      This is a powerful teaching philosophy. Return to reflect on this.

    1. But, whatever our personal feelings may be, our assigned mission as psychologists is to analyze all facets of human and animal behavior into their component variables

      If we look at the meaning of philosophy, then look at and try to describe the word love, we are trying to reason and understand the relationship of what it means to us and who we use it with. Love is important in history of psychology. Meaning of philosophy link: https://philosophy.fsu.edu/undergraduate-study/why-philosophy/What-is-Philosophy

  22. May 2021
    1. should be assigned through a random, mechanical process – something Aristotle considered to be the hallmark of democracy.

      Aristotle want an aristocratic philosopher, totally against allotment?

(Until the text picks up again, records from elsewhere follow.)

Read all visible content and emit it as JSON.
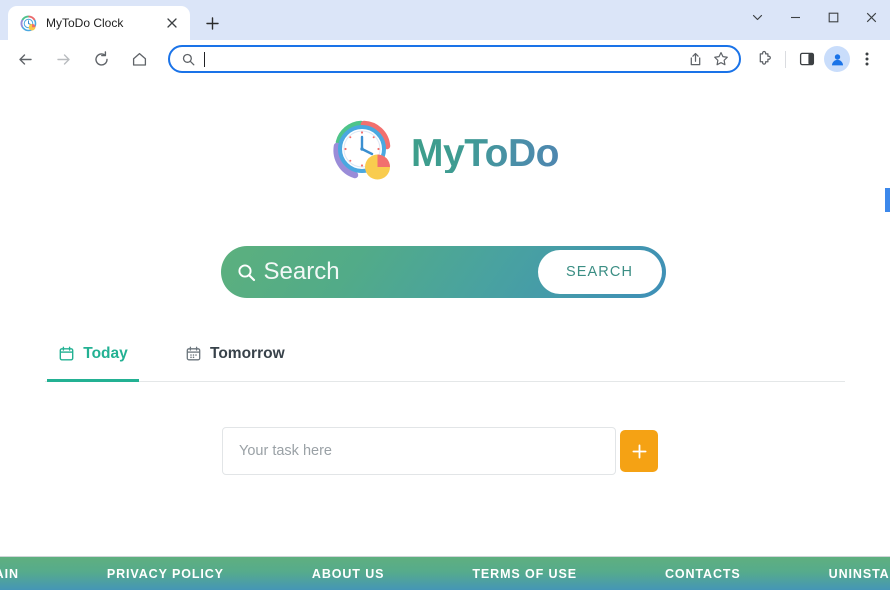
{
  "browser": {
    "tab": {
      "title": "MyToDo Clock",
      "favicon_name": "mytodo-clock-favicon",
      "close_label": "×"
    },
    "newtab_label": "+",
    "window_controls": {
      "tab_search": "tab-search-chevron",
      "minimize": "minimize",
      "maximize": "maximize",
      "close": "close"
    },
    "toolbar": {
      "back": "back-arrow",
      "forward": "forward-arrow",
      "reload": "reload",
      "home": "home",
      "omnibox": {
        "value": "",
        "placeholder": "",
        "search_icon": "search-icon",
        "share_icon": "share-icon",
        "bookmark_icon": "star-icon"
      },
      "extensions": "puzzle-icon",
      "side_panel": "side-panel-icon",
      "profile": "profile-avatar",
      "menu": "three-dot-menu"
    }
  },
  "page": {
    "logo": {
      "mark_name": "mytodo-clock-logo",
      "text": "MyToDo"
    },
    "search": {
      "placeholder": "Search",
      "button_label": "SEARCH",
      "icon": "search-icon",
      "gradient_from": "#5cb07e",
      "gradient_to": "#3e8fb8"
    },
    "day_tabs": [
      {
        "label": "Today",
        "icon": "calendar-icon",
        "active": true
      },
      {
        "label": "Tomorrow",
        "icon": "calendar-icon",
        "active": false
      }
    ],
    "task": {
      "value": "",
      "placeholder": "Your task here",
      "add_label": "+",
      "add_color": "#f5a214"
    },
    "footer_links": [
      "MAIN",
      "PRIVACY POLICY",
      "ABOUT US",
      "TERMS OF USE",
      "CONTACTS",
      "UNINSTALL"
    ],
    "accent_color": "#23b193"
  }
}
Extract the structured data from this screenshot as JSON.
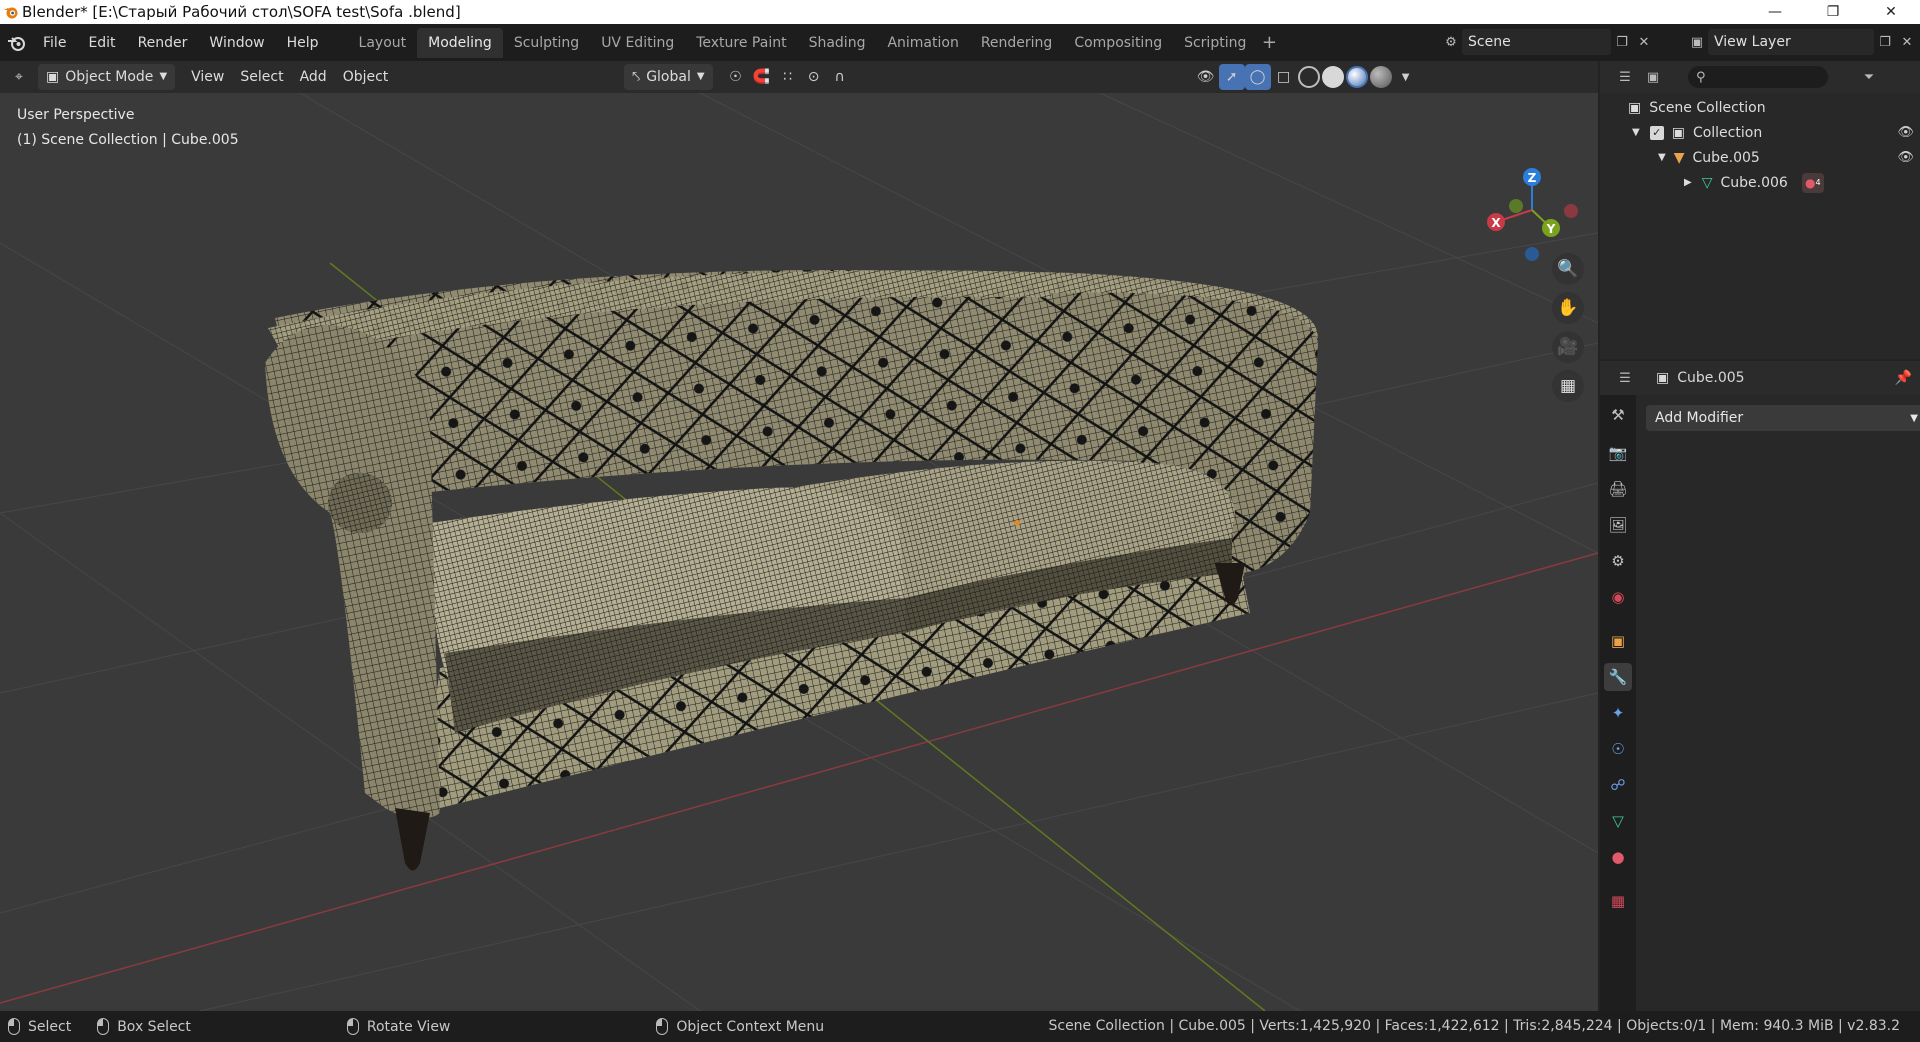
{
  "window": {
    "title": "Blender* [E:\\Старый Рабочий стол\\SOFA test\\Sofa .blend]",
    "controls": [
      "minimize-icon",
      "restore-icon",
      "close-icon"
    ]
  },
  "topbar": {
    "menus": [
      "File",
      "Edit",
      "Render",
      "Window",
      "Help"
    ],
    "workspaces": [
      "Layout",
      "Modeling",
      "Sculpting",
      "UV Editing",
      "Texture Paint",
      "Shading",
      "Animation",
      "Rendering",
      "Compositing",
      "Scripting"
    ],
    "active_workspace": "Modeling",
    "add_workspace": "+",
    "scene_label": "Scene",
    "view_layer_label": "View Layer"
  },
  "viewport": {
    "mode": "Object Mode",
    "menus": [
      "View",
      "Select",
      "Add",
      "Object"
    ],
    "transform_orientation": "Global",
    "overlay_line1": "User Perspective",
    "overlay_line2": "(1) Scene Collection | Cube.005",
    "gizmo_axes": {
      "x": "X",
      "y": "Y",
      "z": "Z"
    },
    "colors": {
      "x_axis": "#c83a46",
      "y_axis": "#7aa21c",
      "z_axis": "#2a7fdc",
      "background": "#3a3a3a",
      "grid": "#474747"
    }
  },
  "outliner": {
    "root": "Scene Collection",
    "collection": "Collection",
    "object": "Cube.005",
    "child_mesh": "Cube.006",
    "material_badge": "4"
  },
  "properties": {
    "object_name": "Cube.005",
    "add_modifier_label": "Add Modifier",
    "active_tab": "modifier"
  },
  "statusbar": {
    "select": "Select",
    "box_select": "Box Select",
    "rotate_view": "Rotate View",
    "context_menu": "Object Context Menu",
    "stats": "Scene Collection | Cube.005 | Verts:1,425,920 | Faces:1,422,612 | Tris:2,845,224 | Objects:0/1 | Mem: 940.3 MiB | v2.83.2"
  }
}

    1. but that we’re looking to science for answers that ultimately require human moral intervention

      science can provide the tools, but not the motivations to actual do something. For that we need philosophy, morals and ethics. Hume's Guillotine somewhat formalizes this distinction.

    1. I hope to have this site when I’m 80. I may not like some of the things I wrote 50 years prior, but at least I will be able to reacquaint myself with former me-s. I hope I don’t lose sight of this purpose.

      This seems akin to Heraclitus's thought that "No one ever steps in the same river twice." But here the river is actually a person who changes over a lifetime.

  23. Apr 2021
    1. they get hooked by them, like fish caught on a line

      Precisely what ancient philosophers teach us and why they practiced "spiritual exercises" most famously the emperor-philosopher Marcus Aurelius as exemplified in his Meditations...

    1. The main difference is in the flow of how messages are ultimately sent to devices for output. The standard library Logger logic converts the log entries to strings and then sends the string to the device to be written to a stream. Lumberjack, on the other hand, sends structured data in the form of a Lumberjack::LogEntry to the device and lets the device worry about how to format it. The reason for this flip is to better support structured data logging. Devices (even ones that write to streams) can format the entire payload including non-string objects and tags however they need to.